■ Exercise brief:
Without including any pictures, copy each entry below exactly.

====== Working data

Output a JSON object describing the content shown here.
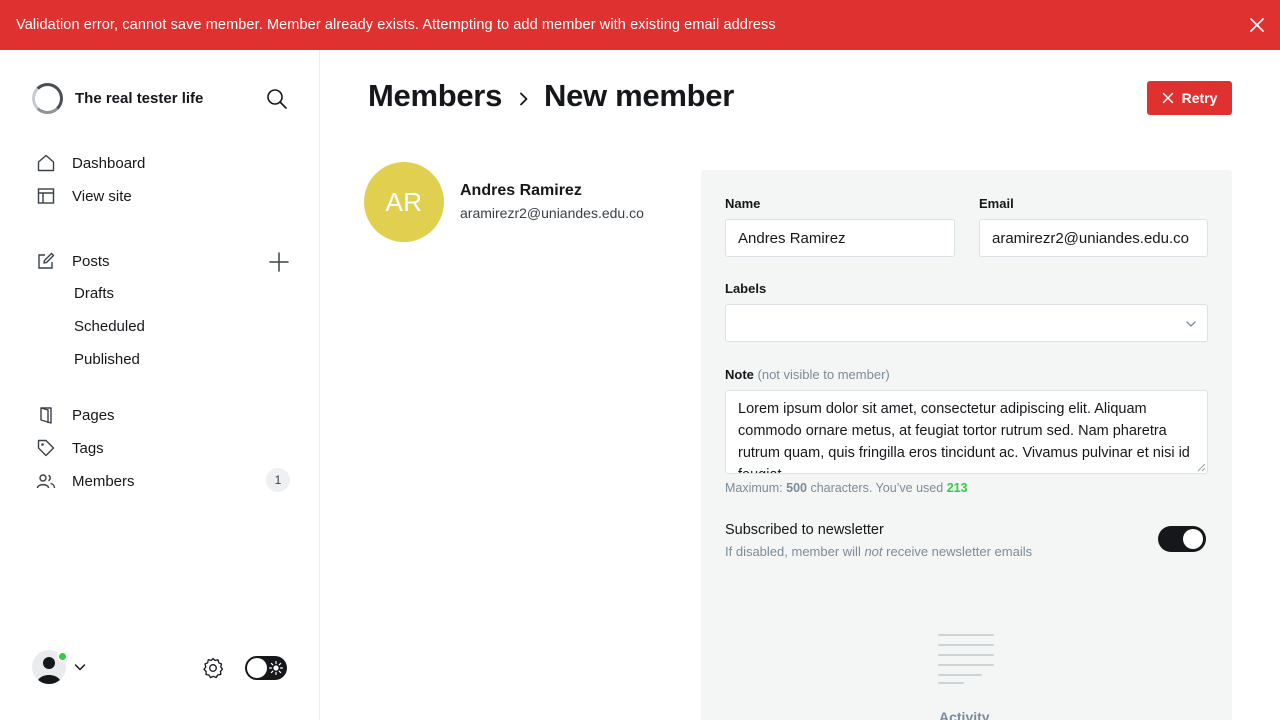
{
  "alert": {
    "message": "Validation error, cannot save member. Member already exists. Attempting to add member with existing email address",
    "close_icon": "close-icon"
  },
  "site": {
    "title": "The real tester life"
  },
  "nav": {
    "dashboard": "Dashboard",
    "view_site": "View site",
    "posts": "Posts",
    "drafts": "Drafts",
    "scheduled": "Scheduled",
    "published": "Published",
    "pages": "Pages",
    "tags": "Tags",
    "members": "Members",
    "members_count": "1"
  },
  "breadcrumb": {
    "parent": "Members",
    "current": "New member"
  },
  "actions": {
    "retry": "Retry"
  },
  "member": {
    "initials": "AR",
    "name": "Andres Ramirez",
    "email": "aramirezr2@uniandes.edu.co"
  },
  "form": {
    "name_label": "Name",
    "name_value": "Andres Ramirez",
    "email_label": "Email",
    "email_value": "aramirezr2@uniandes.edu.co",
    "labels_label": "Labels",
    "labels_value": "",
    "note_label": "Note",
    "note_hint": "(not visible to member)",
    "note_value": "Lorem ipsum dolor sit amet, consectetur adipiscing elit. Aliquam commodo ornare metus, at feugiat tortor rutrum sed. Nam pharetra rutrum quam, quis fringilla eros tincidunt ac. Vivamus pulvinar et nisi id feugiat.",
    "counter_prefix": "Maximum:",
    "counter_max": "500",
    "counter_mid": "characters. You’ve used",
    "counter_used": "213",
    "newsletter_title": "Subscribed to newsletter",
    "newsletter_desc_before": "If disabled, member will",
    "newsletter_desc_em": "not",
    "newsletter_desc_after": "receive newsletter emails",
    "newsletter_enabled": true
  },
  "activity": {
    "label": "Activity"
  },
  "colors": {
    "alert_red": "#e03131",
    "avatar_yellow": "#e1cf4f",
    "online_green": "#30cf43",
    "panel_bg": "#f4f5f5",
    "dark": "#15171a"
  }
}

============

■ Solution for this task:
Output a JSON object describing the content shown here.
{
  "alert": {
    "message": "Validation error, cannot save member. Member already exists. Attempting to add member with existing email address",
    "close_icon": "close-icon"
  },
  "site": {
    "title": "The real tester life"
  },
  "nav": {
    "dashboard": "Dashboard",
    "view_site": "View site",
    "posts": "Posts",
    "drafts": "Drafts",
    "scheduled": "Scheduled",
    "published": "Published",
    "pages": "Pages",
    "tags": "Tags",
    "members": "Members",
    "members_count": "1"
  },
  "breadcrumb": {
    "parent": "Members",
    "current": "New member"
  },
  "actions": {
    "retry": "Retry"
  },
  "member": {
    "initials": "AR",
    "name": "Andres Ramirez",
    "email": "aramirezr2@uniandes.edu.co"
  },
  "form": {
    "name_label": "Name",
    "name_value": "Andres Ramirez",
    "email_label": "Email",
    "email_value": "aramirezr2@uniandes.edu.co",
    "labels_label": "Labels",
    "labels_value": "",
    "note_label": "Note",
    "note_hint": "(not visible to member)",
    "note_value": "Lorem ipsum dolor sit amet, consectetur adipiscing elit. Aliquam commodo ornare metus, at feugiat tortor rutrum sed. Nam pharetra rutrum quam, quis fringilla eros tincidunt ac. Vivamus pulvinar et nisi id feugiat.",
    "counter_prefix": "Maximum:",
    "counter_max": "500",
    "counter_mid": "characters. You’ve used",
    "counter_used": "213",
    "newsletter_title": "Subscribed to newsletter",
    "newsletter_desc_before": "If disabled, member will",
    "newsletter_desc_em": "not",
    "newsletter_desc_after": "receive newsletter emails",
    "newsletter_enabled": true
  },
  "activity": {
    "label": "Activity"
  },
  "colors": {
    "alert_red": "#e03131",
    "avatar_yellow": "#e1cf4f",
    "online_green": "#30cf43",
    "panel_bg": "#f4f5f5",
    "dark": "#15171a"
  }
}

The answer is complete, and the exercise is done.